### YOUR ASSIGNMENT
Within the entries that follow, show each line where the word "Activity" occurs.

(Interface dataset entries)
- Opening Delimiter -

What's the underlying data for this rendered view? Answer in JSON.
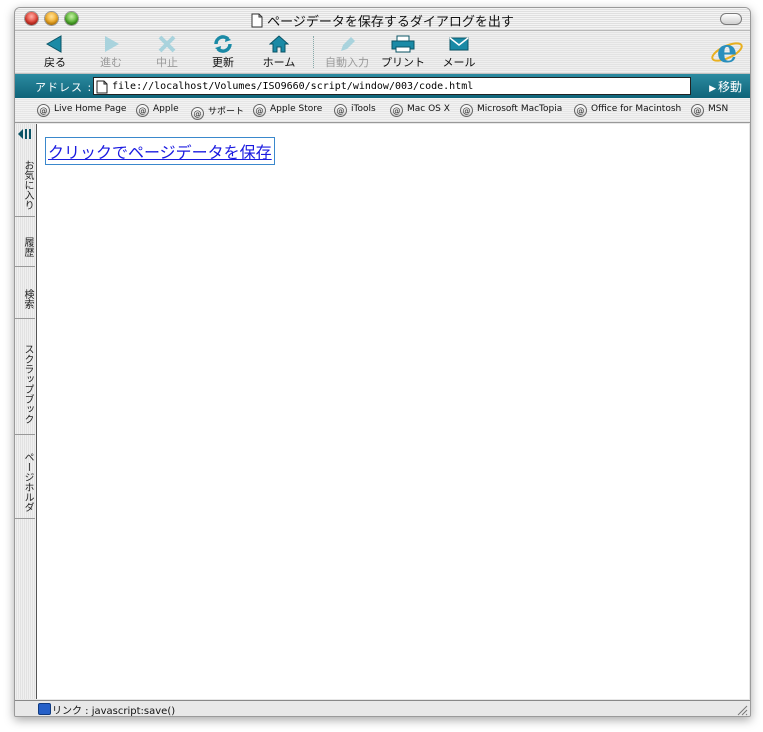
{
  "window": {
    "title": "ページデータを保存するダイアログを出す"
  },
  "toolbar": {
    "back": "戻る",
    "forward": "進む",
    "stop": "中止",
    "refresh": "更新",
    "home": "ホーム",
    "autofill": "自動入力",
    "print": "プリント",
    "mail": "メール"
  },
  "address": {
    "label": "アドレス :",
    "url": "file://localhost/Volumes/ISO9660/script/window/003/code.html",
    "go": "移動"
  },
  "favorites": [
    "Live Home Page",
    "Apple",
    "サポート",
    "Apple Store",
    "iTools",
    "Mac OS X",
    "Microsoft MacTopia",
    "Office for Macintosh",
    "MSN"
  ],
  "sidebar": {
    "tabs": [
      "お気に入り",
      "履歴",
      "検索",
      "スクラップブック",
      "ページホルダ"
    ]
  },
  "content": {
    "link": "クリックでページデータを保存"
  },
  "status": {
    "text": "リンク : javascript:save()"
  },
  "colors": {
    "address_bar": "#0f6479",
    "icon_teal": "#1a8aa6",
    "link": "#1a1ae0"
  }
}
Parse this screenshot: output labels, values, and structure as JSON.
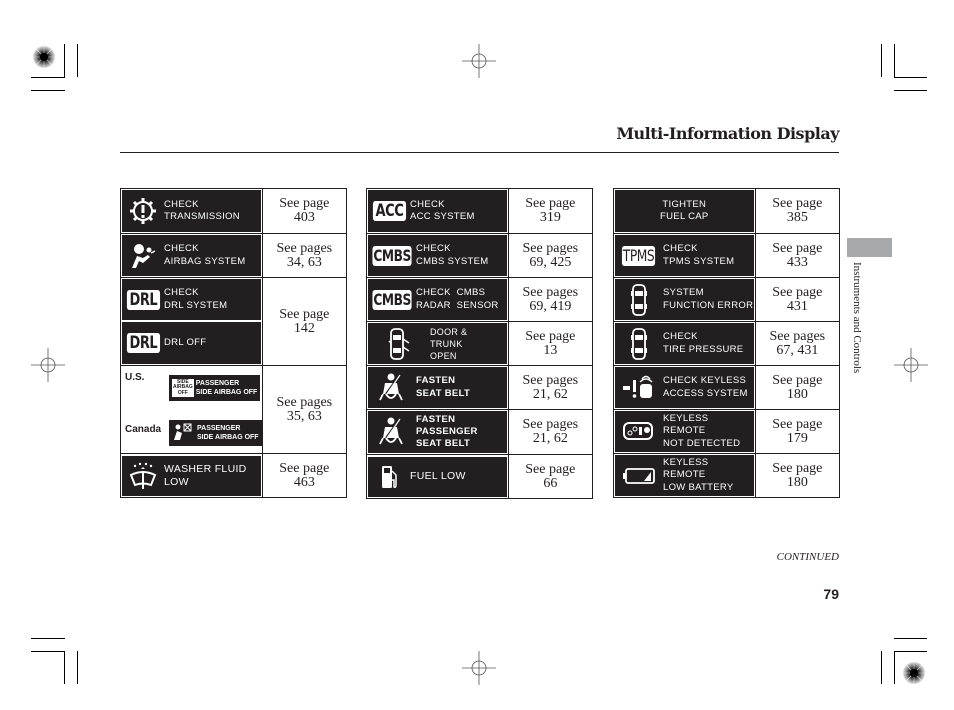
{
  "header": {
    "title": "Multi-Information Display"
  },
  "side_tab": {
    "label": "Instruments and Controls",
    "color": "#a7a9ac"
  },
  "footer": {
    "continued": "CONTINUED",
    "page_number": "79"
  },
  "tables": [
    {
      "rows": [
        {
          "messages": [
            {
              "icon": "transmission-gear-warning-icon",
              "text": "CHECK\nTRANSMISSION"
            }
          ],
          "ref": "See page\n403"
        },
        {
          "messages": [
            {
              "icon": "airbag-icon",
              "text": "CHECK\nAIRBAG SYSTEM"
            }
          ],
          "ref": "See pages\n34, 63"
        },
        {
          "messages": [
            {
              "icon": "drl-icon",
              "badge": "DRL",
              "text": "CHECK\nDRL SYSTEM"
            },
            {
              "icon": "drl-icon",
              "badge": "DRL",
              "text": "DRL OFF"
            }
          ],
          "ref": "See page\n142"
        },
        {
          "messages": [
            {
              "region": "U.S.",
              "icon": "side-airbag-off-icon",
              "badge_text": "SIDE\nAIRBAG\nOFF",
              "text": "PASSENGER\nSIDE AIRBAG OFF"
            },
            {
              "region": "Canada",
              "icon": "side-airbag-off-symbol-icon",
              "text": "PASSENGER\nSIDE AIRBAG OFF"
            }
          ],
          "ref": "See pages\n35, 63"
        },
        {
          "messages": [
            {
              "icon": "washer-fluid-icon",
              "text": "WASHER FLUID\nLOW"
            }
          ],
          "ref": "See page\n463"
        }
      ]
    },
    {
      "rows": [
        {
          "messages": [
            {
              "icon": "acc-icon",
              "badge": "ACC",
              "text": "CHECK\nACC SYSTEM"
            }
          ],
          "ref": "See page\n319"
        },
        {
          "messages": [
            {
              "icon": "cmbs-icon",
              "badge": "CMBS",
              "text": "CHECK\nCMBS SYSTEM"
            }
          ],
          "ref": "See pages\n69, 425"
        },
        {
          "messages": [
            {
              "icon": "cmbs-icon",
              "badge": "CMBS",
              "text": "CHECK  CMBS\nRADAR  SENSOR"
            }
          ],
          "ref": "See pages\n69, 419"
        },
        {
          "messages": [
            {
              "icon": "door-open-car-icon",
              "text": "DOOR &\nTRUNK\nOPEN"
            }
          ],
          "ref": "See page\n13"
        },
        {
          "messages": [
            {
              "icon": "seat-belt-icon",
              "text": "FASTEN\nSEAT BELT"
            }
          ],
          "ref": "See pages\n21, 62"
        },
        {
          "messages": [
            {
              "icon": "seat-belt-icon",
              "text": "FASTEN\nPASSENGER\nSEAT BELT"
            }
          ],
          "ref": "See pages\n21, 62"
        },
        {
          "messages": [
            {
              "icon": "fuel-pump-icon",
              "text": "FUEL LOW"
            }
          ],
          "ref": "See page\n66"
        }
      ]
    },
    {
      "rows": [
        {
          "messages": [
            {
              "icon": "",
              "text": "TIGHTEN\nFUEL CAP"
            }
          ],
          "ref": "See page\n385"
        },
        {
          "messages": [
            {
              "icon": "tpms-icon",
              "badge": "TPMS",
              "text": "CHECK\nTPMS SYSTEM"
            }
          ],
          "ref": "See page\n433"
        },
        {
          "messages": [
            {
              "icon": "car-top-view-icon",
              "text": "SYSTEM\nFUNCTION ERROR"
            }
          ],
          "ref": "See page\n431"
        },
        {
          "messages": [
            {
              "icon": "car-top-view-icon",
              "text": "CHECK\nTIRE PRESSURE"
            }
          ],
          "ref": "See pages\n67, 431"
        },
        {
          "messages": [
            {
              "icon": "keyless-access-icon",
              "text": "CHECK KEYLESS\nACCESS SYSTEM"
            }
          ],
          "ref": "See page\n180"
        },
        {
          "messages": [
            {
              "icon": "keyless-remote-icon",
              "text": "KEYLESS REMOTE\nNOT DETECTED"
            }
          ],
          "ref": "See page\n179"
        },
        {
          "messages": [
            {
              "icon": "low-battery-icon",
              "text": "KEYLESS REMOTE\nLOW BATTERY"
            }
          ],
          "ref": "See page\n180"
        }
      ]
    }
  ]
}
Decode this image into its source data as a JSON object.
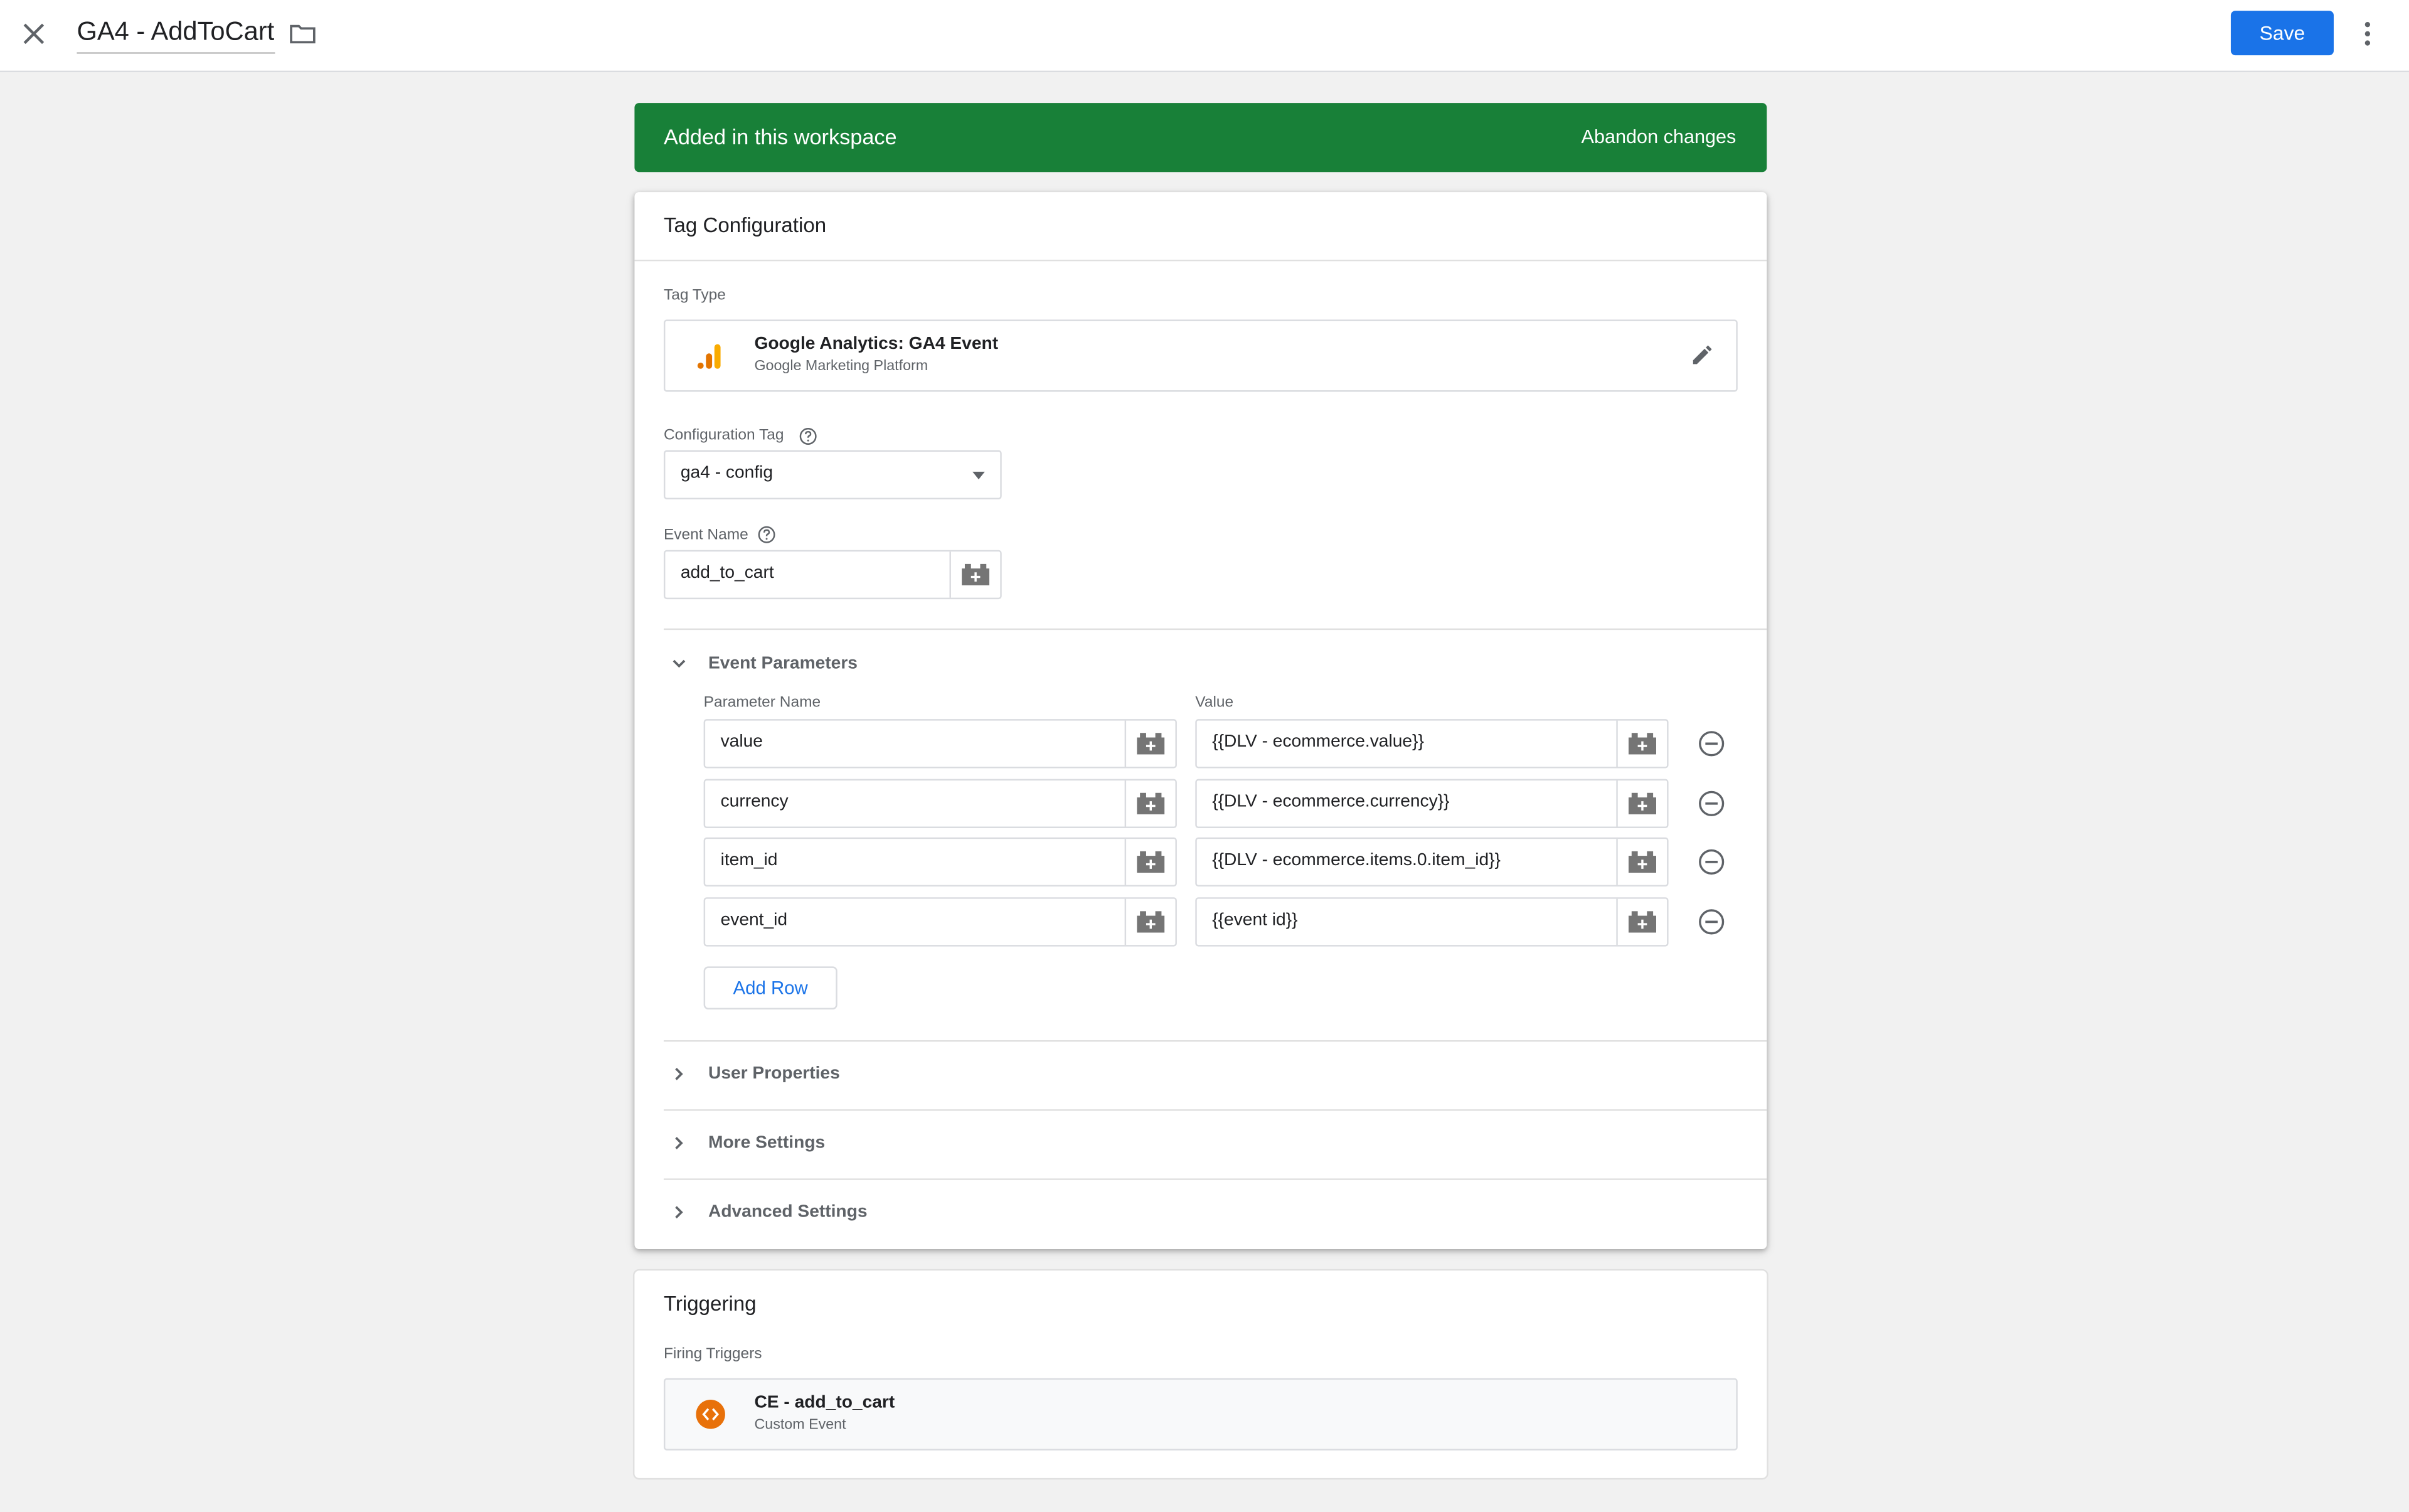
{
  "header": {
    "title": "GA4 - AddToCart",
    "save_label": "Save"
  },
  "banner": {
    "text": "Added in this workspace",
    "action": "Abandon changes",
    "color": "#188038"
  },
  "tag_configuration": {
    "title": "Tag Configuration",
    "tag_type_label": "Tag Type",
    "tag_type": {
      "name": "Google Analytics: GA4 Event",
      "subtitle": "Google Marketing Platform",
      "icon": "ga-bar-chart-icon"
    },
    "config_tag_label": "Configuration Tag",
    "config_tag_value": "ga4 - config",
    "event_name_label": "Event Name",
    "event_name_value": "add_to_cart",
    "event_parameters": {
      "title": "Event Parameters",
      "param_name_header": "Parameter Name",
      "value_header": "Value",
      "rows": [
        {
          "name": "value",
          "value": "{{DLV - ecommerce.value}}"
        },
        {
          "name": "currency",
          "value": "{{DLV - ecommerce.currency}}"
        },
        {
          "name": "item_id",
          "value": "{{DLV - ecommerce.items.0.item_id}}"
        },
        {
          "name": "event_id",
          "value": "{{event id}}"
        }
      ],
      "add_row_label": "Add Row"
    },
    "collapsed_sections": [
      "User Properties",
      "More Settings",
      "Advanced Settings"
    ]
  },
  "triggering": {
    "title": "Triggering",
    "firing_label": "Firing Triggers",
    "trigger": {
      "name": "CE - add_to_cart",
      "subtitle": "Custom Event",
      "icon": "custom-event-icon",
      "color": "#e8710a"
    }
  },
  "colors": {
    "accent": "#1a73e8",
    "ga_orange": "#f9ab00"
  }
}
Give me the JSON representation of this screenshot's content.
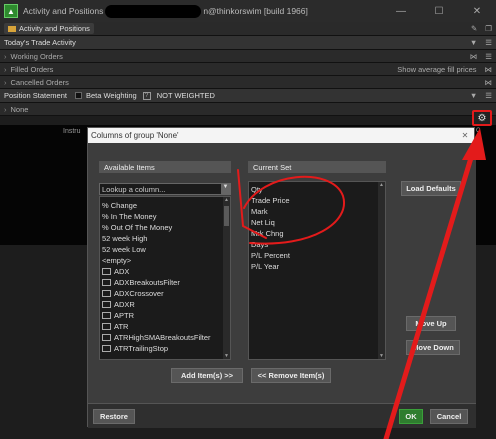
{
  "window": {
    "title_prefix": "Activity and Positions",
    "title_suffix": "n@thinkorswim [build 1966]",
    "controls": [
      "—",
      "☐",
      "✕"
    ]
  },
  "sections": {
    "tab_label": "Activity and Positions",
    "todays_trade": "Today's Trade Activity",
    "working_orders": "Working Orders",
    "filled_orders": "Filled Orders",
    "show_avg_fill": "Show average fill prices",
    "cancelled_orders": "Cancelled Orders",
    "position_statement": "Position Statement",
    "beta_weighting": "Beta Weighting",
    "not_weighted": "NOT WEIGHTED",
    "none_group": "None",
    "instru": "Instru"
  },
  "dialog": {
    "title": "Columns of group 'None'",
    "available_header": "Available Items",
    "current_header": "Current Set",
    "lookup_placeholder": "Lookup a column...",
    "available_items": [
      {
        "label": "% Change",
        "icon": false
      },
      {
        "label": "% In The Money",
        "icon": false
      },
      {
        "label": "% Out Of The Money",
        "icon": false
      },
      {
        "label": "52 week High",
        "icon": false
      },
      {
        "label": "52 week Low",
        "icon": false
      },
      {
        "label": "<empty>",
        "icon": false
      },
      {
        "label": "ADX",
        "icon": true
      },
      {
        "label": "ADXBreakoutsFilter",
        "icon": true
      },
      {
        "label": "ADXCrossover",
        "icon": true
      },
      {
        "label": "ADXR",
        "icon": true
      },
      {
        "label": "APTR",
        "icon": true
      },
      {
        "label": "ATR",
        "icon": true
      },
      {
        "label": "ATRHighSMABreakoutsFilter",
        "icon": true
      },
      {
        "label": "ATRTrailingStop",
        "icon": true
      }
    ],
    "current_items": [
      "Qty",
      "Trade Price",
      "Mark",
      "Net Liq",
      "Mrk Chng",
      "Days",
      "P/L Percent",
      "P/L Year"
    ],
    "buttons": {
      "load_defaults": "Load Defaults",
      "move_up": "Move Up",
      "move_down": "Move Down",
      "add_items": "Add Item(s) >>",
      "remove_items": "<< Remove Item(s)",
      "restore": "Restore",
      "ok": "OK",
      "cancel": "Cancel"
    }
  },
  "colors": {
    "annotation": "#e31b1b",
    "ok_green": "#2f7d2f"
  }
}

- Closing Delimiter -

### COMPLETED TASK
    "title_prefix": "Activity and Positions",
    "tab_label": "Activity and Positions",
    "todays_trade": "Today's Trade Activity",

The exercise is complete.